Report on Turrialba (Costa Rica) — 7 December-13 December 2016
Smithsonian / US Geological Survey Weekly Volcanic Activity Report,
7 December-13 December 2016
Managing Editor: Sally Kuhn Sennert
Please cite this report as:
Global Volcanism Program, 2016. Report on Turrialba (Costa Rica). In: Sennert, S K (ed.), Weekly Volcanic Activity Report, 7 December-13 December 2016. Smithsonian Institution and US Geological Survey.
10.025°N, 83.767°W; summit elev. 3340 m
All times are local (unless otherwise noted)
OVSICORI-UNA reported that after three days of continuous ash emissions at Turrialba activity decreased during the morning of 8 December. Weak and sporadic emissions rising no higher than 200 m above the vent were observed in the afternoon. Events at 0919 and 0934 on 9 December produced ash plumes that rose 500 m and drifted NW. Weak and sporadic ash emissions the rest of the day rose no higher than 500 m. Passive ash emissions on 12 December did not exceed 500 m and drifted NW.

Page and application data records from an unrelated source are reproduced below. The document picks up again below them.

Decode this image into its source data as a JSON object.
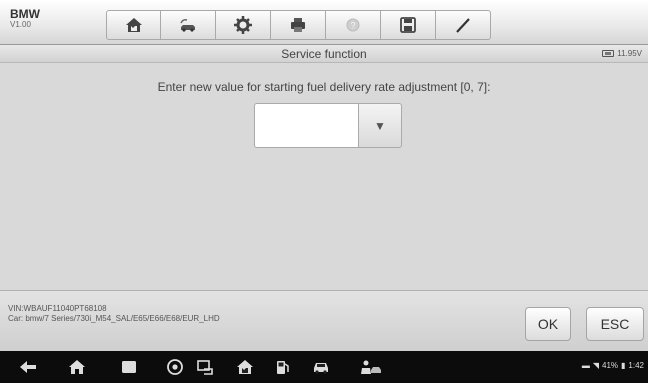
{
  "app": {
    "make": "BMW",
    "version": "V1.00"
  },
  "toolbar": {
    "items": [
      "home-icon",
      "vehicle-swap-icon",
      "settings-gear-icon",
      "print-icon",
      "help-icon",
      "save-icon",
      "pen-icon"
    ]
  },
  "header": {
    "title": "Service function",
    "voltage": "11.95V"
  },
  "main": {
    "prompt": "Enter new value for starting fuel delivery rate adjustment [0, 7]:",
    "value": "",
    "dropdown_icon": "triangle-down-icon"
  },
  "footer": {
    "vin": "VIN:WBAUF11040PT68108",
    "car": "Car: bmw/7 Series/730i_M54_SAL/E65/E66/E68/EUR_LHD",
    "ok_label": "OK",
    "esc_label": "ESC"
  },
  "status_bar": {
    "battery": "41%",
    "time": "1:42"
  },
  "colors": {
    "content_bg": "#d9d9d9",
    "navbar_bg": "#0c0c0c"
  }
}
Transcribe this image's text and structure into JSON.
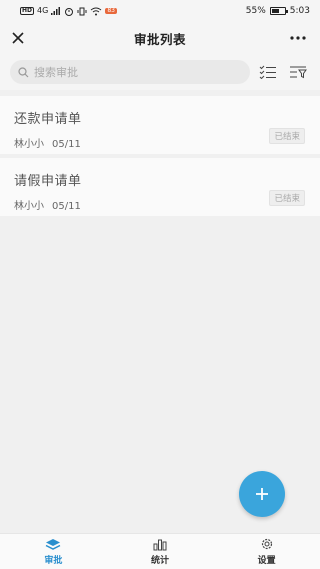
{
  "status_bar": {
    "time": "5:03",
    "battery": "55%",
    "network": "4G",
    "badge": "83"
  },
  "header": {
    "title": "审批列表"
  },
  "search": {
    "placeholder": "搜索审批"
  },
  "items": [
    {
      "title": "还款申请单",
      "applicant": "林小小",
      "date": "05/11",
      "status": "已结束"
    },
    {
      "title": "请假申请单",
      "applicant": "林小小",
      "date": "05/11",
      "status": "已结束"
    }
  ],
  "tabs": [
    {
      "label": "审批",
      "icon": "layers-icon",
      "active": true
    },
    {
      "label": "统计",
      "icon": "bar-chart-icon",
      "active": false
    },
    {
      "label": "设置",
      "icon": "gear-icon",
      "active": false
    }
  ],
  "colors": {
    "accent": "#3aa5dc",
    "active_tab": "#2a8fce"
  }
}
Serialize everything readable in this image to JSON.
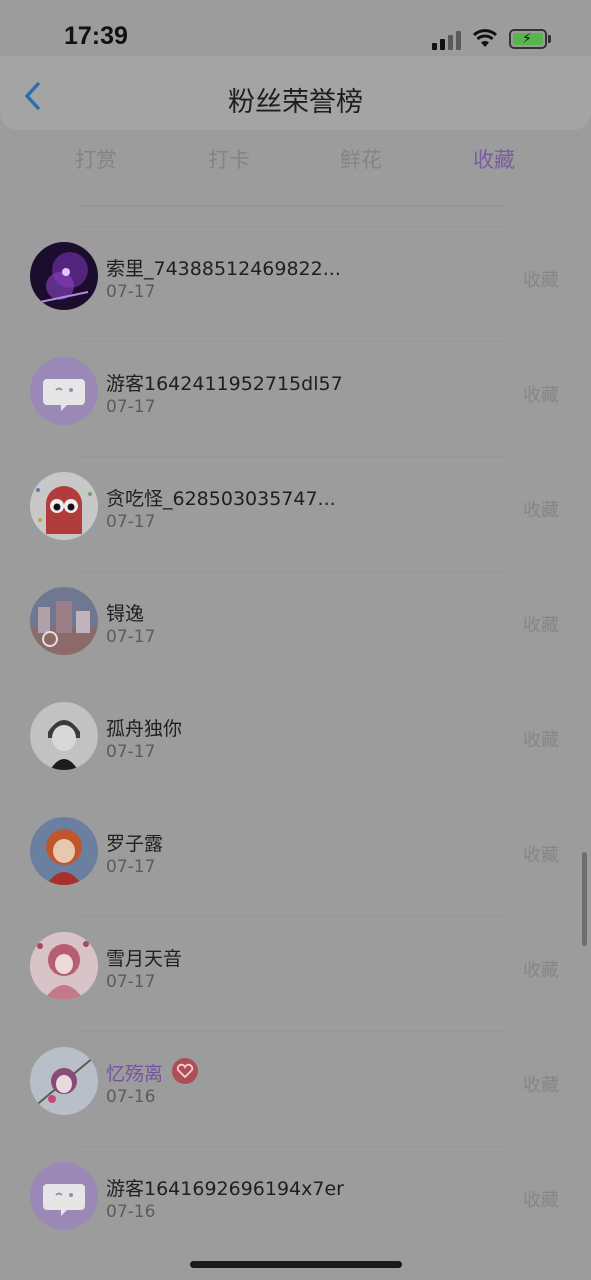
{
  "status_bar": {
    "time": "17:39"
  },
  "header": {
    "title": "粉丝荣誉榜"
  },
  "tabs": [
    {
      "label": "打赏",
      "active": false
    },
    {
      "label": "打卡",
      "active": false
    },
    {
      "label": "鲜花",
      "active": false
    },
    {
      "label": "收藏",
      "active": true
    }
  ],
  "list": [
    {
      "name": "索里_74388512469822...",
      "date": "07-17",
      "action": "收藏",
      "avatar": "galaxy-avatar"
    },
    {
      "name": "游客1642411952715dl57",
      "date": "07-17",
      "action": "收藏",
      "avatar": "default-chat-avatar"
    },
    {
      "name": "贪吃怪_628503035747...",
      "date": "07-17",
      "action": "收藏",
      "avatar": "red-monster-avatar"
    },
    {
      "name": "锝逸",
      "date": "07-17",
      "action": "收藏",
      "avatar": "city-photo-avatar"
    },
    {
      "name": "孤舟独你",
      "date": "07-17",
      "action": "收藏",
      "avatar": "sketch-boy-avatar"
    },
    {
      "name": "罗子露",
      "date": "07-17",
      "action": "收藏",
      "avatar": "anime-redhair-avatar"
    },
    {
      "name": "雪月天音",
      "date": "07-17",
      "action": "收藏",
      "avatar": "pink-anime-avatar"
    },
    {
      "name": "忆殇离",
      "date": "07-16",
      "action": "收藏",
      "avatar": "anime-girl-avatar",
      "vip": true
    },
    {
      "name": "游客1641692696194x7er",
      "date": "07-16",
      "action": "收藏",
      "avatar": "default-chat-avatar"
    }
  ],
  "colors": {
    "accent": "#7a5ca0",
    "vip_badge": "#b04e57",
    "overlay_bg": "#9c9c9c"
  }
}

Geological Summary. Turrialba, the easternmost of Costa Rica's Holocene volcanoes, is a large vegetated basaltic-to-dacitic stratovolcano located across a broad saddle NE of Irazú volcano overlooking the city of Cartago. The massive edifice covers an area of 500 km2. Three well-defined craters occur at the upper SW end of a broad 800 x 2200 m summit depression that is breached to the NE. Most activity originated from the summit vent complex, but two pyroclastic cones are located on the SW flank. Five major explosive eruptions have occurred during the past 3500 years. A series of explosive eruptions during the 19th century were sometimes accompanied by pyroclastic flows. Fumarolic activity continues at the central and SW summit craters.